After many years of trying to obtain a “no religion, no caste” certificate, Sneha Parthibaraja was finally certified on February 5th.Sneha, a 35-year-old lawyer from Vellore, became India’s first citizen to have a ‘no caste, no religion’ certificate.
India’s system of assigning 'caste or religion' labels to citizens are recorded on official documents such as a birth or school certificate and national/community certificates. ‘Caste and religion,’ two main social identification factors, were initially intended to form a collective identity and social hierarchy to organize the community into groups.
Tirupattur Woman Gets,
India's first ‘No Caste, No Religion’ Certificate: Advocate Sneha Becomes First Indian To Get This Certificate.https://t.co/Uys14Gy2xO
— Murali (@mayamadhava) February 8, 2021
Instead, India often uses the two requested identifiers to discriminate and divide people, resulting in violence and civil unrest. A person’s ‘caste’ is generally decided at birth. However, Sneha’s parents always chose to leave those columns requesting this distinction blank on any of their children’s applications. They believed her identity as an Indian female was the only distinction necessary.
“All my certificates have nil or are blank against the ‘caste’ and ‘religion’ columns. This includes my birth certificate and school certificates. They mention me as an Indian. But I started to realize that every application form I filled mandated enclosure of a community certificate. So I had to obtain a self-affidavit.
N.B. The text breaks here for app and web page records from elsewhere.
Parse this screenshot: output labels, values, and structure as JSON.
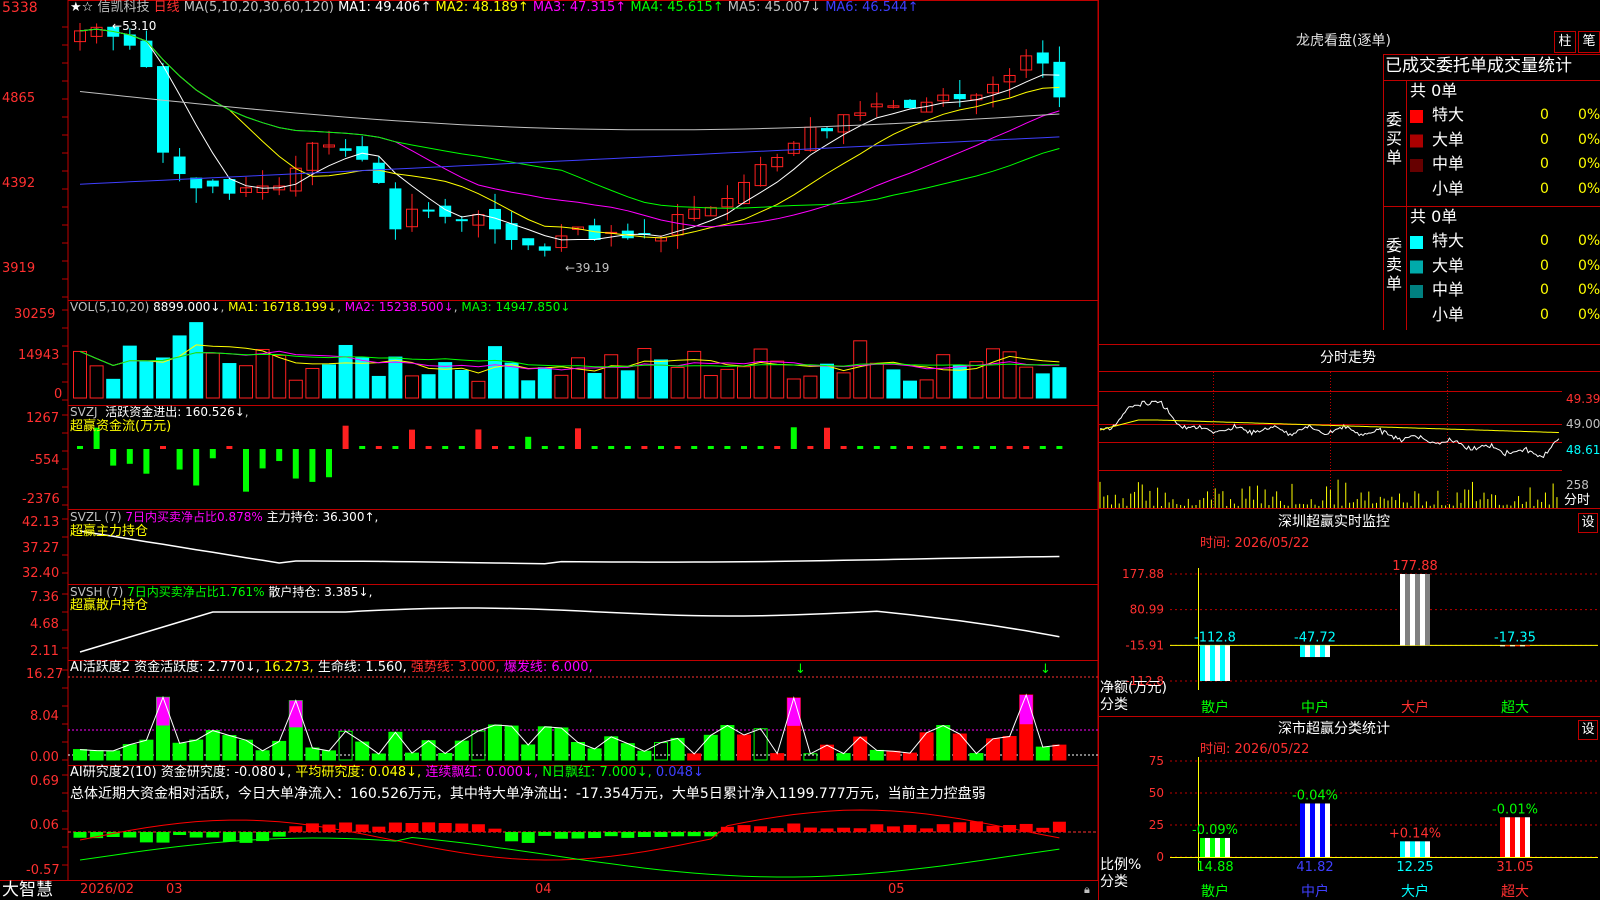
{
  "stock": {
    "name": "信凯科技",
    "period": "日线",
    "flags": "★☆",
    "price_axis": [
      "5338",
      "4865",
      "4392",
      "3919"
    ],
    "high_label": "53.10",
    "low_label": "39.19",
    "ma_header": {
      "params": "MA(5,10,20,30,60,120)",
      "items": [
        {
          "label": "MA1: 49.406↑",
          "color": "#ffffff"
        },
        {
          "label": "MA2: 48.189↑",
          "color": "#ffff00"
        },
        {
          "label": "MA3: 47.315↑",
          "color": "#ff00ff"
        },
        {
          "label": "MA4: 45.615↑",
          "color": "#00ff00"
        },
        {
          "label": "MA5: 45.007↓",
          "color": "#c0c0c0"
        },
        {
          "label": "MA6: 46.544↑",
          "color": "#3f3fff"
        }
      ]
    }
  },
  "volume_panel": {
    "params": "VOL(5,10,20)",
    "value": "8899.000↓",
    "ma": [
      {
        "label": "MA1: 16718.199↓",
        "color": "#ffff00"
      },
      {
        "label": "MA2: 15238.500↓",
        "color": "#ff00ff"
      },
      {
        "label": "MA3: 14947.850↓",
        "color": "#00ff00"
      }
    ],
    "axis": [
      "30259",
      "14943",
      "0"
    ]
  },
  "svzj_panel": {
    "name": "SVZJ",
    "line": "活跃资金进出: 160.526↓",
    "subtitle": "超赢资金流(万元)",
    "axis": [
      "1267",
      "-554",
      "-2376"
    ]
  },
  "svzl_panel": {
    "name": "SVZL (7)",
    "ratio": "7日内买卖净占比0.878%",
    "hold": "主力持仓: 36.300↑,",
    "subtitle": "超赢主力持仓",
    "axis": [
      "42.13",
      "37.27",
      "32.40"
    ]
  },
  "svsh_panel": {
    "name": "SVSH (7)",
    "ratio": "7日内买卖净占比1.761%",
    "hold": "散户持仓: 3.385↓,",
    "subtitle": "超赢散户持仓",
    "axis": [
      "7.36",
      "4.68",
      "2.11"
    ]
  },
  "ai_active_panel": {
    "name": "AI活跃度2",
    "label1": "资金活跃度: 2.770↓,",
    "label2": "16.273,",
    "label3": "生命线: 1.560,",
    "label4": "强势线: 3.000,",
    "label5": "爆发线: 6.000,",
    "axis": [
      "16.27",
      "8.04",
      "0.00"
    ]
  },
  "ai_research_panel": {
    "name": "AI研究度2(10)",
    "label1": "资金研究度: -0.080↓,",
    "label2": "平均研究度: 0.048↓,",
    "label3": "连续飘红: 0.000↓,",
    "label4": "N日飘红: 7.000↓,",
    "label5": "0.048↓",
    "summary": "总体近期大资金相对活跃，今日大单净流入：160.526万元，其中特大单净流出：-17.354万元，大单5日累计净入1199.777万元，当前主力控盘弱",
    "axis": [
      "0.69",
      "0.06",
      "-0.57"
    ]
  },
  "date_axis": {
    "brand": "大智慧",
    "labels": [
      "2026/02",
      "03",
      "04",
      "05"
    ]
  },
  "lhkp": {
    "title": "龙虎看盘(逐单)",
    "btn_bar": "柱",
    "btn_pen": "笔",
    "tabs": [
      "已成交",
      "委托单",
      "成交量统计"
    ],
    "buy": {
      "side": "委买单",
      "total": "共 0单",
      "rows": [
        {
          "name": "特大",
          "count": "0",
          "pct": "0%",
          "color": "#ff0000"
        },
        {
          "name": "大单",
          "count": "0",
          "pct": "0%",
          "color": "#aa0000"
        },
        {
          "name": "中单",
          "count": "0",
          "pct": "0%",
          "color": "#660000"
        },
        {
          "name": "小单",
          "count": "0",
          "pct": "0%",
          "color": ""
        }
      ]
    },
    "sell": {
      "side": "委卖单",
      "total": "共 0单",
      "rows": [
        {
          "name": "特大",
          "count": "0",
          "pct": "0%",
          "color": "#00ffff"
        },
        {
          "name": "大单",
          "count": "0",
          "pct": "0%",
          "color": "#00aaaa"
        },
        {
          "name": "中单",
          "count": "0",
          "pct": "0%",
          "color": "#008080"
        },
        {
          "name": "小单",
          "count": "0",
          "pct": "0%",
          "color": ""
        }
      ]
    }
  },
  "intraday": {
    "title": "分时走势",
    "price_labels": [
      "49.39",
      "49.00",
      "48.61"
    ],
    "vol_label": "258",
    "tag": "分时"
  },
  "monitor": {
    "title": "深圳超赢实时监控",
    "set": "设",
    "time": "时间: 2026/05/22",
    "axis": [
      "177.88",
      "80.99",
      "-15.91",
      "-112.8"
    ],
    "bars": [
      {
        "cat": "散户",
        "value": -112.8,
        "label": "-112.8"
      },
      {
        "cat": "中户",
        "value": -47.72,
        "label": "-47.72"
      },
      {
        "cat": "大户",
        "value": 177.88,
        "label": "177.88"
      },
      {
        "cat": "超大",
        "value": -17.35,
        "label": "-17.35"
      }
    ],
    "ylabel": "净额(万元)",
    "xlabel": "分类"
  },
  "stat": {
    "title": "深市超赢分类统计",
    "set": "设",
    "time": "时间: 2026/05/22",
    "axis": [
      "75",
      "50",
      "25",
      "0"
    ],
    "bars": [
      {
        "cat": "散户",
        "value": 14.88,
        "label": "14.88",
        "delta": "-0.09%"
      },
      {
        "cat": "中户",
        "value": 41.82,
        "label": "41.82",
        "delta": "-0.04%"
      },
      {
        "cat": "大户",
        "value": 12.25,
        "label": "12.25",
        "delta": "+0.14%"
      },
      {
        "cat": "超大",
        "value": 31.05,
        "label": "31.05",
        "delta": "-0.01%"
      }
    ],
    "ylabel": "比例%",
    "xlabel": "分类"
  },
  "colors": {
    "up": "#ff2020",
    "down": "#00ffff",
    "panel_border": "#c00000"
  }
}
It was only then that it occurred to me that I needed an identity that was sans caste and religion,” Sneha said.
B. Priyanka Pankajam,Sub-Collector in Tirupattur, finally found reason to give her the ‘no caste, no religion’ community certificate, stating that “She wanted to be certified as [belonging to] no caste and no religion. We had to check if her assertions were true. We verified all her school and college documents and found the two columns blank. So, though we found no precedent, we decided to go ahead and certify her as it will not affect anybody or take away another person’s opportunity.”
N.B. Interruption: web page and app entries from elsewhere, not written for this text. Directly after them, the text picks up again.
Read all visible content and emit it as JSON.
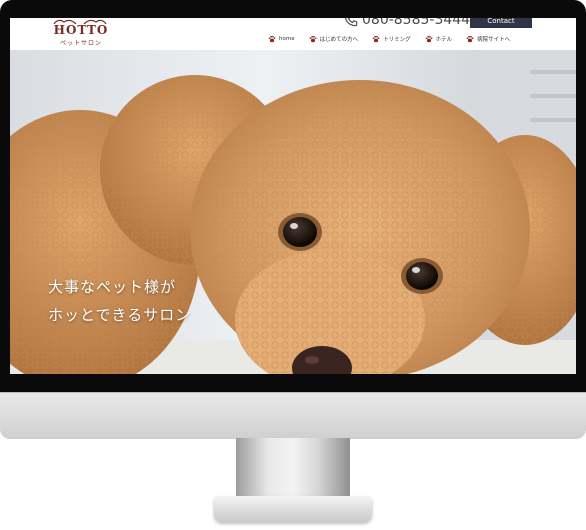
{
  "site": {
    "logo_text": "HOTTO",
    "logo_sub": "ペットサロン",
    "phone": "080-8585-3444",
    "contact_label": "Contact"
  },
  "nav": {
    "items": [
      {
        "label": "home"
      },
      {
        "label": "はじめての方へ"
      },
      {
        "label": "トリミング"
      },
      {
        "label": "ホテル"
      },
      {
        "label": "病院サイトへ"
      }
    ]
  },
  "hero": {
    "line1": "大事なペット様が",
    "line2": "ホッとできるサロン"
  },
  "colors": {
    "brand": "#7b2a20",
    "contact_bg": "#2c3646",
    "paw": "#8b2a1e"
  },
  "icons": {
    "phone": "phone-icon",
    "nav": "paw-icon"
  }
}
Many Indians found inspiration in her perseverance and initiative toward promoting an India that is void of discrimination based on a person’s caste or religion.
Even though India's caste-based certification was constitutionally repealed in the 1950s, social bullying, outcasting, and depriving those labeled ‘lower caste’ continues to this day. The hierarchy of caste remains a significant part of Indian culture, predominantly in rural communities. Several citizens of India contacted Sneha seeking instructions on how they, too, can acquire a ‘no caste, no religion’ certificate. After she discussed this with some advocates, she plans to file a writ on the process.
“Through the writ, I seek a judicial or government order which will hopefully lay out a procedure whereby people who are willing to get a ‘no caste, no religion’ certificate can acquire one. Not everyone can get this certificate. The authorities who I applied to used their discretionary powers...” she said.
“My records have always reflected no caste or religion. Those who have not had a caste or community mentioned in their certificates can follow the procedure I have. Those with a community certificate identifying them with a particular caste or religion must find a different way through the judicial system. Officials like the Sub Collector and Tehsildar don’t have the authority to revoke the certificates they have already given out. They must seek out the judicial system.” she further explained.